VILNIUS, Lithuania — A group of protesters tried to disrupt Lithuania’s second gay pride parade ever on Saturday, defying an enormous police presence by throwing eggs at marchers and attempting to storm a stage.
Several hundred gay rights activists took to the grand main street of Vilnius to show their pride, waving Lithuanian and rainbow-colored flags, with some standing on top of buses decked out in colorful balloons.
They were met by hundreds of unruly protesters, 28 of whom were detained, police said. Among them was Petras Grazulis, an anti-gay lawmaker who rallied protesters with a bullhorn. He was thrown face-down on the ground and carried off in handcuffs by police, though the lawmaker soon reappeared at the protest after being released from police custody.
About 50 protesters tried to storm a concert stage where activists were to speak, but police forced them off. Protesters also threw eggs, hitting Lithuanian lawmaker Giedre Purvaneckiene and Sweden’s European Union Affairs Minister Birgitta Ohlsson, who were standing at the front of the parade along with other dignitaries.
“It shows that we need to march until eggs aren’t thrown anymore and people can march freely and without fear,” said Purvaneckiene, who was not injured.

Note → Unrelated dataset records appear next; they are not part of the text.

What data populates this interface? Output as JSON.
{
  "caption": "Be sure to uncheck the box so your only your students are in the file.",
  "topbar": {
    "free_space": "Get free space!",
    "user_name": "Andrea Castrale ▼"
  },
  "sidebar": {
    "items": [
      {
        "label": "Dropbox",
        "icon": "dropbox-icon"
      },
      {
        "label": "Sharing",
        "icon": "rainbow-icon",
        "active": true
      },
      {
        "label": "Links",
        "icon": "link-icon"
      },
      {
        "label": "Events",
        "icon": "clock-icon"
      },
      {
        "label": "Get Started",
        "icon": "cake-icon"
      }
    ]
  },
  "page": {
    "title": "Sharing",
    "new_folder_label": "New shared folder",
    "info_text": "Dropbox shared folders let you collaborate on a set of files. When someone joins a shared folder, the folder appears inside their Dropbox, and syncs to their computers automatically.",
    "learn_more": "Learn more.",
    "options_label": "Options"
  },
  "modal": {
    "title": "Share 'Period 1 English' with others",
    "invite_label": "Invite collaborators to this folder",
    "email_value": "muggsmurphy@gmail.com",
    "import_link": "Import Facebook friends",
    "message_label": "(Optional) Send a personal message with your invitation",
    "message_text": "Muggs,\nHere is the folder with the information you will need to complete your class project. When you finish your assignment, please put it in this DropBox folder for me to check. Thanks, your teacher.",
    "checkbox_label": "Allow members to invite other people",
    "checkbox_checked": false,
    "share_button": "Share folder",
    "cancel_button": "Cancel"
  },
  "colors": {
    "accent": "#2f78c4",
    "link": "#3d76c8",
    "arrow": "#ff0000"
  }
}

The parade, dubbed “the March for Equality,” is only the second such event for Lithuania, a predominantly Catholic nation of 3 million people that activists say has not done enough to ensure gay, lesbian, and transgender rights.
Large segments of the population in Lithuania, along with other areas of the former Soviet Union, are opposed to the idea of equal rights for gay people.
In Russia, an unsanctioned gay rights rally in May resulted in clashes, with police detaining some 30 people, while Ukraine held its first-ever gay pride march amid a large police contingent needed to protect the small group of activists.
Article continues belowMany feel the unrest in Lithuania, which is currently heading the EU’s rotating presidency, is particularly troubling since the Baltic state, along with neighbors Latvia and Estonia, continues to discriminate against gays and lesbians despite having undergone intense political and economic integration with Western Europe over the past two decades.
Authorities in Vilnius initially refused to allocate the busy downtown avenue to the activists but were overruled by a local court.
Police said one officer was injured in the day’s event.
This material may not be published, broadcast, rewritten, or redistributed.